I have owned two Labradors in my lifetime and both of them were obsessed with food! – known as much for their love of food as their wonderful ability to fit many roles from family pet to guide dog, Labradors are one of the most popular breeds worldwide.

Jet, my black lab, I took on as ‘second hand’ dog from a lovely lady, who’s husband had recently died, meaning she had to move to a small bungalow and re-home several family dogs.  Jet was six years old when she came to me and rather tubby – like many Labradors she always had an insatiable appetite and she was so driven to finding anything edible, she once stole a whole cooked Christmas turkey which had been cooling, (and lightly covered) far back on the kitchen worktop, (we thought out of dog reach!). While we nipped round to the pub for a pre-dinner yuletide beverage, she ate the lot!  There wasn’t even a tiny smear of grease left and we were lucky that she didn’t become sick from eating all those cooked bones!

Jasper, my yellow Labrador boy we had from a puppy and he was equally as keen on food of any kind – he spent much of his time leaning on the cupboard where his food was kept, just in case it might be dinner time again – he was always an optimistic soul, especially with anything food related!

His favorite thing was sandwiches and he especially enjoyed picnics and family buffets – scouring the floor for crumbs and persuading people to part with quiche crusts.  Thankfully, he was never a fat boy – I know that it is important to keep any dog lean and particularly Labradors who seem prone to putting on a lot of weight, so his diet was monitored carefully and he was always well exercised.

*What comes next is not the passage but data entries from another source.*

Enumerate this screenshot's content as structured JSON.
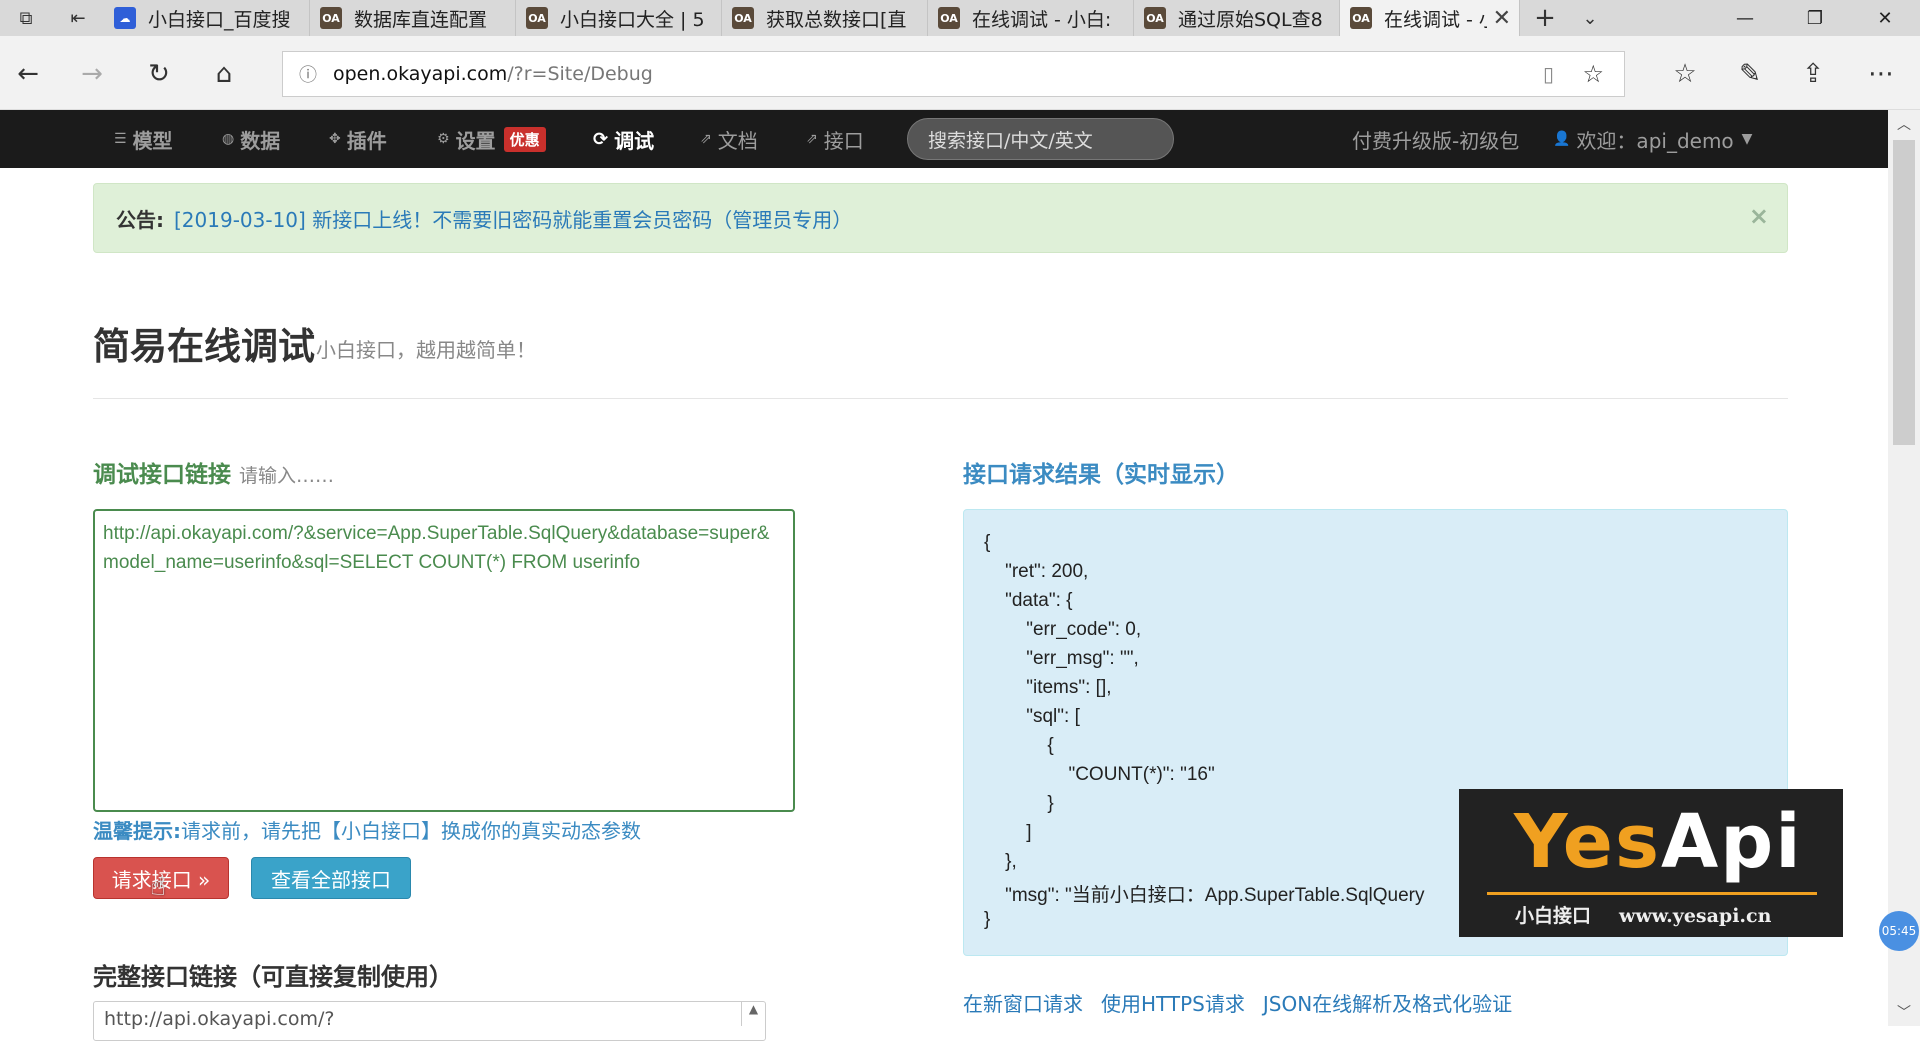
{
  "browser": {
    "tabs": [
      {
        "title": "小白接口_百度搜",
        "favicon": "baidu"
      },
      {
        "title": "数据库直连配置",
        "favicon": "oa"
      },
      {
        "title": "小白接口大全 | 5",
        "favicon": "oa"
      },
      {
        "title": "获取总数接口[直",
        "favicon": "oa"
      },
      {
        "title": "在线调试 - 小白:",
        "favicon": "oa"
      },
      {
        "title": "通过原始SQL查8",
        "favicon": "oa"
      },
      {
        "title": "在线调试 - 小",
        "favicon": "oa",
        "active": true
      }
    ],
    "favicon_text": "OA",
    "url_host": "open.okayapi.com",
    "url_path": "/?r=Site/Debug"
  },
  "sitenav": {
    "items": [
      "模型",
      "数据",
      "插件",
      "设置",
      "调试",
      "文档",
      "接口"
    ],
    "hot_badge": "优惠",
    "search_placeholder": "搜索接口/中文/英文",
    "upgrade": "付费升级版-初级包",
    "user": "欢迎：api_demo"
  },
  "notice": {
    "label": "公告:",
    "text": "[2019-03-10] 新接口上线！不需要旧密码就能重置会员密码（管理员专用）"
  },
  "page": {
    "title": "简易在线调试",
    "subtitle": "小白接口，越用越简单！"
  },
  "debug": {
    "title": "调试接口链接",
    "hint": "请输入……",
    "url": "http://api.okayapi.com/?&service=App.SuperTable.SqlQuery&database=super&model_name=userinfo&sql=SELECT COUNT(*) FROM userinfo",
    "tip_label": "温馨提示:",
    "tip_text": "请求前，请先把【小白接口】换成你的真实动态参数",
    "request_button": "请求接口 »",
    "view_all_button": "查看全部接口",
    "full_title": "完整接口链接（可直接复制使用）",
    "full_url": "http://api.okayapi.com/?"
  },
  "result": {
    "title": "接口请求结果（实时显示）",
    "lines": [
      "{",
      "    \"ret\": 200,",
      "    \"data\": {",
      "        \"err_code\": 0,",
      "        \"err_msg\": \"\",",
      "        \"items\": [],",
      "        \"sql\": [",
      "            {",
      "                \"COUNT(*)\": \"16\"",
      "            }",
      "        ]",
      "    },",
      "    \"msg\": \"当前小白接口：App.SuperTable.SqlQuery",
      "}"
    ],
    "links": [
      "在新窗口请求",
      "使用HTTPS请求",
      "JSON在线解析及格式化验证"
    ]
  },
  "watermark": {
    "brand_left": "Yes",
    "brand_right": "Api",
    "tagline": "小白接口",
    "site": "www.yesapi.cn"
  },
  "clock": "05:45"
}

However, it turns out that having a reputation for a voracious appetite is not just a comical trait in Labradors; their tendency to be greedier than other breeds has actually been studied by the University of Cambridge who discovered that there is a gene associated with appetite and obesity in one of the world’s most loved breed of dog.

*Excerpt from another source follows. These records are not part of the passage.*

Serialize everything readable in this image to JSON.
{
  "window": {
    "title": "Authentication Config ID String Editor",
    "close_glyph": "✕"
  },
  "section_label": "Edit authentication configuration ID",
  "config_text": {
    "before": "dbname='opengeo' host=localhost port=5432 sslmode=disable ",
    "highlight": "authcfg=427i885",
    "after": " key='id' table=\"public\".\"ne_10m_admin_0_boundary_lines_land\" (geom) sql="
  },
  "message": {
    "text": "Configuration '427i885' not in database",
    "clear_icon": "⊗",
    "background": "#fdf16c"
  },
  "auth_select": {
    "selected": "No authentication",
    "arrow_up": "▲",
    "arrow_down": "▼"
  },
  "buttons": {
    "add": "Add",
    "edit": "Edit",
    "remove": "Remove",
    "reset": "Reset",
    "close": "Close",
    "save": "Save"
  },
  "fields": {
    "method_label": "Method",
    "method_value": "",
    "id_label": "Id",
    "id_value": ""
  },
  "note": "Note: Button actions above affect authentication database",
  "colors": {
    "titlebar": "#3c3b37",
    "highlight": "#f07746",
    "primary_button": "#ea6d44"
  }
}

The study involved 310 pet assistance dogs and each dog was weighed and scored for body condition.  The research team also conducted a questionnaire about each dog’s food motivation traits, i.e. reports from owners regarding the behaviour of their dogs around food.

The scientists were searching for obesity related genes and discovered that one gene in particular – Pro-ipiomelancortin (or POMC) was significantly associated with appetite and obesity in Labradors, and also in flat coated retrievers.  In both of these breeds, dogs carrying a copy of the POMC gene were on average 1.9kg heavier than ‘normal’ dogs.

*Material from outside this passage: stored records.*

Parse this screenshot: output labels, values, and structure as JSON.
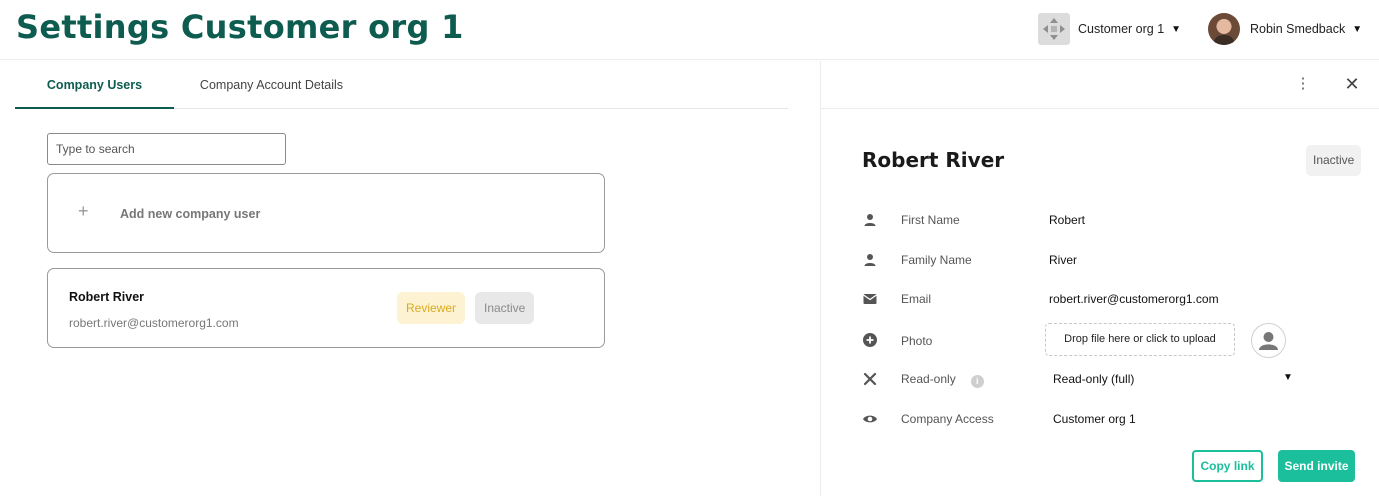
{
  "header": {
    "title": "Settings Customer org 1",
    "org_name": "Customer org 1",
    "user_name": "Robin Smedback",
    "caret": "▼"
  },
  "tabs": [
    {
      "label": "Company Users",
      "active": true
    },
    {
      "label": "Company Account Details",
      "active": false
    }
  ],
  "search": {
    "placeholder": "Type to search",
    "value": ""
  },
  "add_user": {
    "icon": "+",
    "label": "Add new company user"
  },
  "user_list": [
    {
      "name": "Robert River",
      "email": "robert.river@customerorg1.com",
      "role_badge": "Reviewer",
      "status_badge": "Inactive"
    }
  ],
  "detail": {
    "more_icon": "⋮",
    "close_icon": "✕",
    "name": "Robert River",
    "status": "Inactive",
    "fields": {
      "first_name": {
        "label": "First Name",
        "value": "Robert",
        "icon": "person-icon"
      },
      "family_name": {
        "label": "Family Name",
        "value": "River",
        "icon": "person-icon"
      },
      "email": {
        "label": "Email",
        "value": "robert.river@customerorg1.com",
        "icon": "mail-icon"
      },
      "photo": {
        "label": "Photo",
        "dropzone": "Drop file here or click to upload",
        "icon": "add-circle-icon"
      },
      "read_only": {
        "label": "Read-only",
        "info": "i",
        "value": "Read-only (full)",
        "icon": "tools-icon"
      },
      "company_access": {
        "label": "Company Access",
        "value": "Customer org 1",
        "icon": "eye-icon"
      }
    },
    "buttons": {
      "copy_link": "Copy link",
      "send_invite": "Send invite"
    }
  },
  "colors": {
    "brand_dark": "#0d5c4f",
    "accent": "#1bbf9b",
    "reviewer_bg": "#fdf3d2",
    "reviewer_text": "#d9aa1f"
  }
}
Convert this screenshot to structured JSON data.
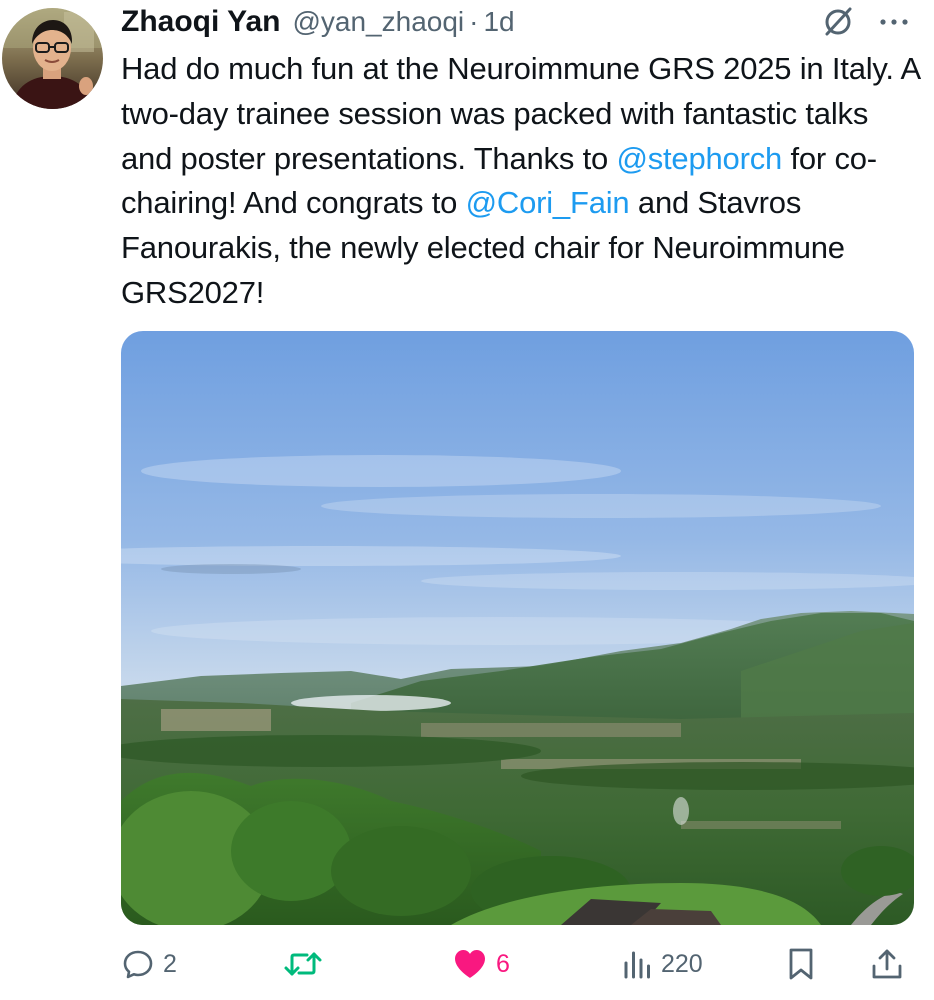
{
  "tweet": {
    "author": {
      "display_name": "Zhaoqi Yan",
      "handle": "@yan_zhaoqi",
      "separator": "·",
      "time": "1d"
    },
    "text": {
      "part1": "Had do much fun at the Neuroimmune GRS 2025 in Italy. A two-day trainee session was packed with fantastic talks and poster presentations. Thanks to ",
      "mention1": "@stephorch",
      "part2": " for co-chairing! And congrats to ",
      "mention2": "@Cori_Fain",
      "part3": " and Stavros Fanourakis, the newly elected chair for Neuroimmune GRS2027!"
    },
    "media": {
      "icon": "landscape-photo"
    },
    "actions": {
      "reply_count": "2",
      "repost_count": "",
      "like_count": "6",
      "views_count": "220"
    }
  },
  "icons": {
    "grok": "slashed-circle-icon",
    "more": "more-dots-icon",
    "reply": "speech-bubble-icon",
    "repost": "repost-arrows-icon",
    "like": "heart-icon",
    "views": "bar-chart-icon",
    "bookmark": "bookmark-icon",
    "share": "share-upload-icon"
  },
  "colors": {
    "text": "#0f1419",
    "secondary": "#536471",
    "link": "#1d9bf0",
    "repost_green": "#00ba7c",
    "like_pink": "#f91880"
  }
}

The gene in question is already known to be an important factor with regard to how the brain interprets feelings of hunger as well as the feeling of being full once a meal has been consumed.

While food is a much bigger motivation for dogs carrying the POMC variant and therefore makes these dogs easier to train, there is also the problem that these dogs in particular need to be fed and exercised accordingly to avoid them becoming obese and developing obesity related diseases, such as joint problems and diabetes.

Interestingly, the POMC gene is also the cause of childhood obesity and weight gain in adults, so there may be some important lessons to learn from this research on Labradors since it could lead to a better understanding of the biology of obesity, which appears to be becoming an epidemic in canine and human western society.

Is your Labrador obsessed with food?  Does it make him easier to train?  Is he overweight?  Holidays4Dogs would be interested to hear about your experience with your Labrador and his behaviour towards food.